▶ [Task goal]: Among the records below, find the lines that hold the word "right" and report how many there are, with no other words.

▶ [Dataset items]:
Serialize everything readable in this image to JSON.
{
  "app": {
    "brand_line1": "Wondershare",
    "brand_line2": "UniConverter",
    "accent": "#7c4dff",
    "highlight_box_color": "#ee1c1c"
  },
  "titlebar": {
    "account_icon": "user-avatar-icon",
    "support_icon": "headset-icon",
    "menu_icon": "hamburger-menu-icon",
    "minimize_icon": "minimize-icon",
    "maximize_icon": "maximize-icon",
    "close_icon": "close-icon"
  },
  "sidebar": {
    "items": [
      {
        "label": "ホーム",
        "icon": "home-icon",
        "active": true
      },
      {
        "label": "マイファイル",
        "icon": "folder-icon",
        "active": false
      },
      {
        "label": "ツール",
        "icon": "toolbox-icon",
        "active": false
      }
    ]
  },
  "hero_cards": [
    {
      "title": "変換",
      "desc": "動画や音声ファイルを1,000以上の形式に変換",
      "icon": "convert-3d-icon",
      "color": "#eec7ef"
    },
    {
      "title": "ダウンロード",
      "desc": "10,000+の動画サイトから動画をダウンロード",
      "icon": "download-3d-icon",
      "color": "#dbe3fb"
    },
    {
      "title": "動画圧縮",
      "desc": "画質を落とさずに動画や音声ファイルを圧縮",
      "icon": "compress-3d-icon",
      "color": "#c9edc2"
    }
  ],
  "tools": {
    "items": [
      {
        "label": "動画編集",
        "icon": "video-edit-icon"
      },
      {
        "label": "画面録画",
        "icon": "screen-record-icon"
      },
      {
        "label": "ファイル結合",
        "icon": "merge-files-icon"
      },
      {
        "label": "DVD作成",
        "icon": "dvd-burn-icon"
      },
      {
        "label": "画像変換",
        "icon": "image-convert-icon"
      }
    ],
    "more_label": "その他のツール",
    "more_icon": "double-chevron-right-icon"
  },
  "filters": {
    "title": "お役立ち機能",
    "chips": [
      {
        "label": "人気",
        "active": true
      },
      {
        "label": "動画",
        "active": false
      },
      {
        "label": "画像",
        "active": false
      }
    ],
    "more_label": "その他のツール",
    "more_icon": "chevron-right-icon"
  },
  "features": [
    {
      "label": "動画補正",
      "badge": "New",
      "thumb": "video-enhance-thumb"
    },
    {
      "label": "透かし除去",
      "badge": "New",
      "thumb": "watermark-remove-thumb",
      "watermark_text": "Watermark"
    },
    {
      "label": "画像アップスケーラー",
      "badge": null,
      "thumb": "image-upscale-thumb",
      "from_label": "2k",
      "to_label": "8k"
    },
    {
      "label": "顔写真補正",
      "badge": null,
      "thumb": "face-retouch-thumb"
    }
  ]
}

▶ [Expected answer]: 2